Output the data as it stands. Each line must match exactly.

* MATERIAL FOR THIS EXERCISE *

--------------------------------------------------

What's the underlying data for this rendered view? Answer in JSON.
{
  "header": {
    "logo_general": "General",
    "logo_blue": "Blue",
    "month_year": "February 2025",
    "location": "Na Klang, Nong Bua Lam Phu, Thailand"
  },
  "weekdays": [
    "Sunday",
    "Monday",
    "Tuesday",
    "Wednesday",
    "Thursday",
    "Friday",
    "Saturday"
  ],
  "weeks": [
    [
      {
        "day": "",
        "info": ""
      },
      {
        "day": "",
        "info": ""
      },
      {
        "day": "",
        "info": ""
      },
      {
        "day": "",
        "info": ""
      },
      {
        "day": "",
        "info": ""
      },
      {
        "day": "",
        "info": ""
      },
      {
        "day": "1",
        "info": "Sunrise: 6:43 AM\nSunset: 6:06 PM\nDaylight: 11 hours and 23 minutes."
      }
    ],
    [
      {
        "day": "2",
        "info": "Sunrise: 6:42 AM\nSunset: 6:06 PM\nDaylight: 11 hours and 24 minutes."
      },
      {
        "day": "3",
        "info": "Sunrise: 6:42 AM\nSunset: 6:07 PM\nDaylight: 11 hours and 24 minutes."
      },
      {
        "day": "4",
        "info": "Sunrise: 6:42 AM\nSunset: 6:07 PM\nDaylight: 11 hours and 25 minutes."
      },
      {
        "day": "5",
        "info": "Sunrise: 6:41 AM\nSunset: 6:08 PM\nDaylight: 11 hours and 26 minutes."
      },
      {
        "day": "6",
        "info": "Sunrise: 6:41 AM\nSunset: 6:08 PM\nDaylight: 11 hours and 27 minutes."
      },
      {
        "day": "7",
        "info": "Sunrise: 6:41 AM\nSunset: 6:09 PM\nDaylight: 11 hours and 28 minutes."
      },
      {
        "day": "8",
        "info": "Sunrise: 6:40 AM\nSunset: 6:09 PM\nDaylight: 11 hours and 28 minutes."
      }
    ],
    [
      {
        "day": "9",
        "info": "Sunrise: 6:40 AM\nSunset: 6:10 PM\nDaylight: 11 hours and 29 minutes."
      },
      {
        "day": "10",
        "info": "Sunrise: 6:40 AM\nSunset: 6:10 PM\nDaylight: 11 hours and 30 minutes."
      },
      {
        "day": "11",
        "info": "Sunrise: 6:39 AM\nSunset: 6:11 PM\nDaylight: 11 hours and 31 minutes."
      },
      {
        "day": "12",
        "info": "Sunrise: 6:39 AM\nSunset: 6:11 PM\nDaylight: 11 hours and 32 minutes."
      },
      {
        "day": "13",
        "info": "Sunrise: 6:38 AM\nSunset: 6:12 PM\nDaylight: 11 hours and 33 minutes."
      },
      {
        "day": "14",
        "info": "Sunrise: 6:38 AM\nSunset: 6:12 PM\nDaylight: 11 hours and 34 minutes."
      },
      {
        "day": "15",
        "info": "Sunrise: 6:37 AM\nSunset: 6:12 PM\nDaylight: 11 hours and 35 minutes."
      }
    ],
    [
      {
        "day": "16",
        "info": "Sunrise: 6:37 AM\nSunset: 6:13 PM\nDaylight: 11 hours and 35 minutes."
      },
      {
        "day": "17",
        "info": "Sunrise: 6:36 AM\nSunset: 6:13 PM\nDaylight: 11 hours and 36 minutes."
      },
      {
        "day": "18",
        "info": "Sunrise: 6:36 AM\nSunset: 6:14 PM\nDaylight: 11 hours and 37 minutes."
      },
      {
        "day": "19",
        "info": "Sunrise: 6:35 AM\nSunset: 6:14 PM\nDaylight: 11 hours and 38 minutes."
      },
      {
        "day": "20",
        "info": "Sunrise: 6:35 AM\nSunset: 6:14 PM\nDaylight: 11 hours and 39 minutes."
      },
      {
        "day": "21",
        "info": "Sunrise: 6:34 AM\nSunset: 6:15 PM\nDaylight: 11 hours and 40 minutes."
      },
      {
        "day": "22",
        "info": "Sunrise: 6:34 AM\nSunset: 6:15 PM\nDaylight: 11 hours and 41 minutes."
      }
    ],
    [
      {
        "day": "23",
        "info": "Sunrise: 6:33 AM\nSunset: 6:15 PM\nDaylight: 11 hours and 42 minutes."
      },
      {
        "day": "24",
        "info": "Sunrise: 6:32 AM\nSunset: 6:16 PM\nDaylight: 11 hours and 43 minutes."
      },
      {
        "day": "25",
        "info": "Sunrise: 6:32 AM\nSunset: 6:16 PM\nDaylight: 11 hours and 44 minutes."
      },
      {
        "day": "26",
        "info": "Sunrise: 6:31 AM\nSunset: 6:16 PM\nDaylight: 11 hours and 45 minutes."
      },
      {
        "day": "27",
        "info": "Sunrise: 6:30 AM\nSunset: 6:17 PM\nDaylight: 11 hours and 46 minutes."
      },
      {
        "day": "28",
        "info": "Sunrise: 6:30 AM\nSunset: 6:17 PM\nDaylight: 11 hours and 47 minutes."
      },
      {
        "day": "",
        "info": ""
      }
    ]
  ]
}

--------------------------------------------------

* WRITTEN ANSWER *
What's the underlying data for this rendered view? Answer in JSON.
{
  "header": {
    "logo_general": "General",
    "logo_blue": "Blue",
    "month_year": "February 2025",
    "location": "Na Klang, Nong Bua Lam Phu, Thailand"
  },
  "weekdays": [
    "Sunday",
    "Monday",
    "Tuesday",
    "Wednesday",
    "Thursday",
    "Friday",
    "Saturday"
  ],
  "weeks": [
    [
      {
        "day": "",
        "info": ""
      },
      {
        "day": "",
        "info": ""
      },
      {
        "day": "",
        "info": ""
      },
      {
        "day": "",
        "info": ""
      },
      {
        "day": "",
        "info": ""
      },
      {
        "day": "",
        "info": ""
      },
      {
        "day": "1",
        "info": "Sunrise: 6:43 AM\nSunset: 6:06 PM\nDaylight: 11 hours and 23 minutes."
      }
    ],
    [
      {
        "day": "2",
        "info": "Sunrise: 6:42 AM\nSunset: 6:06 PM\nDaylight: 11 hours and 24 minutes."
      },
      {
        "day": "3",
        "info": "Sunrise: 6:42 AM\nSunset: 6:07 PM\nDaylight: 11 hours and 24 minutes."
      },
      {
        "day": "4",
        "info": "Sunrise: 6:42 AM\nSunset: 6:07 PM\nDaylight: 11 hours and 25 minutes."
      },
      {
        "day": "5",
        "info": "Sunrise: 6:41 AM\nSunset: 6:08 PM\nDaylight: 11 hours and 26 minutes."
      },
      {
        "day": "6",
        "info": "Sunrise: 6:41 AM\nSunset: 6:08 PM\nDaylight: 11 hours and 27 minutes."
      },
      {
        "day": "7",
        "info": "Sunrise: 6:41 AM\nSunset: 6:09 PM\nDaylight: 11 hours and 28 minutes."
      },
      {
        "day": "8",
        "info": "Sunrise: 6:40 AM\nSunset: 6:09 PM\nDaylight: 11 hours and 28 minutes."
      }
    ],
    [
      {
        "day": "9",
        "info": "Sunrise: 6:40 AM\nSunset: 6:10 PM\nDaylight: 11 hours and 29 minutes."
      },
      {
        "day": "10",
        "info": "Sunrise: 6:40 AM\nSunset: 6:10 PM\nDaylight: 11 hours and 30 minutes."
      },
      {
        "day": "11",
        "info": "Sunrise: 6:39 AM\nSunset: 6:11 PM\nDaylight: 11 hours and 31 minutes."
      },
      {
        "day": "12",
        "info": "Sunrise: 6:39 AM\nSunset: 6:11 PM\nDaylight: 11 hours and 32 minutes."
      },
      {
        "day": "13",
        "info": "Sunrise: 6:38 AM\nSunset: 6:12 PM\nDaylight: 11 hours and 33 minutes."
      },
      {
        "day": "14",
        "info": "Sunrise: 6:38 AM\nSunset: 6:12 PM\nDaylight: 11 hours and 34 minutes."
      },
      {
        "day": "15",
        "info": "Sunrise: 6:37 AM\nSunset: 6:12 PM\nDaylight: 11 hours and 35 minutes."
      }
    ],
    [
      {
        "day": "16",
        "info": "Sunrise: 6:37 AM\nSunset: 6:13 PM\nDaylight: 11 hours and 35 minutes."
      },
      {
        "day": "17",
        "info": "Sunrise: 6:36 AM\nSunset: 6:13 PM\nDaylight: 11 hours and 36 minutes."
      },
      {
        "day": "18",
        "info": "Sunrise: 6:36 AM\nSunset: 6:14 PM\nDaylight: 11 hours and 37 minutes."
      },
      {
        "day": "19",
        "info": "Sunrise: 6:35 AM\nSunset: 6:14 PM\nDaylight: 11 hours and 38 minutes."
      },
      {
        "day": "20",
        "info": "Sunrise: 6:35 AM\nSunset: 6:14 PM\nDaylight: 11 hours and 39 minutes."
      },
      {
        "day": "21",
        "info": "Sunrise: 6:34 AM\nSunset: 6:15 PM\nDaylight: 11 hours and 40 minutes."
      },
      {
        "day": "22",
        "info": "Sunrise: 6:34 AM\nSunset: 6:15 PM\nDaylight: 11 hours and 41 minutes."
      }
    ],
    [
      {
        "day": "23",
        "info": "Sunrise: 6:33 AM\nSunset: 6:15 PM\nDaylight: 11 hours and 42 minutes."
      },
      {
        "day": "24",
        "info": "Sunrise: 6:32 AM\nSunset: 6:16 PM\nDaylight: 11 hours and 43 minutes."
      },
      {
        "day": "25",
        "info": "Sunrise: 6:32 AM\nSunset: 6:16 PM\nDaylight: 11 hours and 44 minutes."
      },
      {
        "day": "26",
        "info": "Sunrise: 6:31 AM\nSunset: 6:16 PM\nDaylight: 11 hours and 45 minutes."
      },
      {
        "day": "27",
        "info": "Sunrise: 6:30 AM\nSunset: 6:17 PM\nDaylight: 11 hours and 46 minutes."
      },
      {
        "day": "28",
        "info": "Sunrise: 6:30 AM\nSunset: 6:17 PM\nDaylight: 11 hours and 47 minutes."
      },
      {
        "day": "",
        "info": ""
      }
    ]
  ]
}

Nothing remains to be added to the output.